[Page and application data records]
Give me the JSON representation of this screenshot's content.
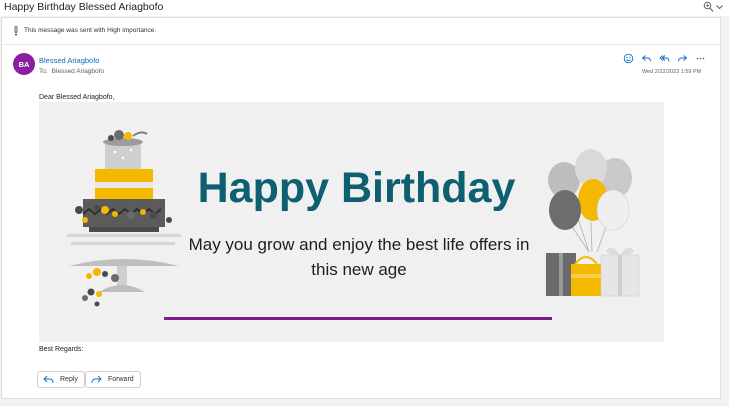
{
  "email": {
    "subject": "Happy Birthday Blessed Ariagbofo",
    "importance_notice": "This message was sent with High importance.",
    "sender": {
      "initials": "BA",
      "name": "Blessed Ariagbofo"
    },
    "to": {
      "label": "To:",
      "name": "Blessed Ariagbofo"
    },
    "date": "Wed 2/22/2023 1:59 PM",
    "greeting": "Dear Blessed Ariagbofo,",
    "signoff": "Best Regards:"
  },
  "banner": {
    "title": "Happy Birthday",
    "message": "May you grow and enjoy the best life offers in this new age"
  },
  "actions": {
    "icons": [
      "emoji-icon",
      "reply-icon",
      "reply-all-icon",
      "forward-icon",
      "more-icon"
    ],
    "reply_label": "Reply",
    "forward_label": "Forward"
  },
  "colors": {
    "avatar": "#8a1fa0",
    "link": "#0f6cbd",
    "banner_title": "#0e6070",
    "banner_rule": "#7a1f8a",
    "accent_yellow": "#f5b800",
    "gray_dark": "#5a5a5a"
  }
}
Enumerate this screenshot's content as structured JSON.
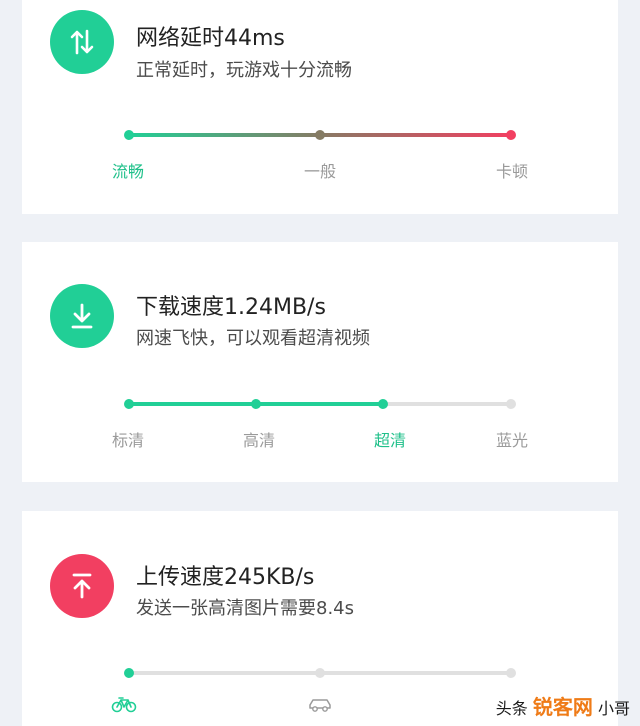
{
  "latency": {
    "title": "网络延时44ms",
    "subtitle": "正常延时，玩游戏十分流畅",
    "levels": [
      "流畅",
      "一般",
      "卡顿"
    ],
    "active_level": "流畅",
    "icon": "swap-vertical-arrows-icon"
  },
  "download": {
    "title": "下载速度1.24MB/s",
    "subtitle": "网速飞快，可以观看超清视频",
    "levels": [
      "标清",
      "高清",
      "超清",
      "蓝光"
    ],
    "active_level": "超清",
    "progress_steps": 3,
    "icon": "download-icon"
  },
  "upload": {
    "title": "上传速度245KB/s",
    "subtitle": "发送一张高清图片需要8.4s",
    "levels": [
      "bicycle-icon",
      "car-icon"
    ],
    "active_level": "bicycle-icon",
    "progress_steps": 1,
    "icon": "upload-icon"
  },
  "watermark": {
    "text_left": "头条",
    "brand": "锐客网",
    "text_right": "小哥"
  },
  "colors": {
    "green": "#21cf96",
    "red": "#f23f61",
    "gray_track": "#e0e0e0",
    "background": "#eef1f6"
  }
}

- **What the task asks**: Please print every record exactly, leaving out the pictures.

- **Answer to the problem**:
Give me the JSON representation of this screenshot's content.
{
  "email": {
    "subject": "Happy Birthday Blessed Ariagbofo",
    "importance_notice": "This message was sent with High importance.",
    "sender": {
      "initials": "BA",
      "name": "Blessed Ariagbofo"
    },
    "to": {
      "label": "To:",
      "name": "Blessed Ariagbofo"
    },
    "date": "Wed 2/22/2023 1:59 PM",
    "greeting": "Dear Blessed Ariagbofo,",
    "signoff": "Best Regards:"
  },
  "banner": {
    "title": "Happy Birthday",
    "message": "May you grow and enjoy the best life offers in this new age"
  },
  "actions": {
    "icons": [
      "emoji-icon",
      "reply-icon",
      "reply-all-icon",
      "forward-icon",
      "more-icon"
    ],
    "reply_label": "Reply",
    "forward_label": "Forward"
  },
  "colors": {
    "avatar": "#8a1fa0",
    "link": "#0f6cbd",
    "banner_title": "#0e6070",
    "banner_rule": "#7a1f8a",
    "accent_yellow": "#f5b800",
    "gray_dark": "#5a5a5a"
  }
}
Enumerate this screenshot's content as structured JSON.
{
  "latency": {
    "title": "网络延时44ms",
    "subtitle": "正常延时，玩游戏十分流畅",
    "levels": [
      "流畅",
      "一般",
      "卡顿"
    ],
    "active_level": "流畅",
    "icon": "swap-vertical-arrows-icon"
  },
  "download": {
    "title": "下载速度1.24MB/s",
    "subtitle": "网速飞快，可以观看超清视频",
    "levels": [
      "标清",
      "高清",
      "超清",
      "蓝光"
    ],
    "active_level": "超清",
    "progress_steps": 3,
    "icon": "download-icon"
  },
  "upload": {
    "title": "上传速度245KB/s",
    "subtitle": "发送一张高清图片需要8.4s",
    "levels": [
      "bicycle-icon",
      "car-icon"
    ],
    "active_level": "bicycle-icon",
    "progress_steps": 1,
    "icon": "upload-icon"
  },
  "watermark": {
    "text_left": "头条",
    "brand": "锐客网",
    "text_right": "小哥"
  },
  "colors": {
    "green": "#21cf96",
    "red": "#f23f61",
    "gray_track": "#e0e0e0",
    "background": "#eef1f6"
  }
}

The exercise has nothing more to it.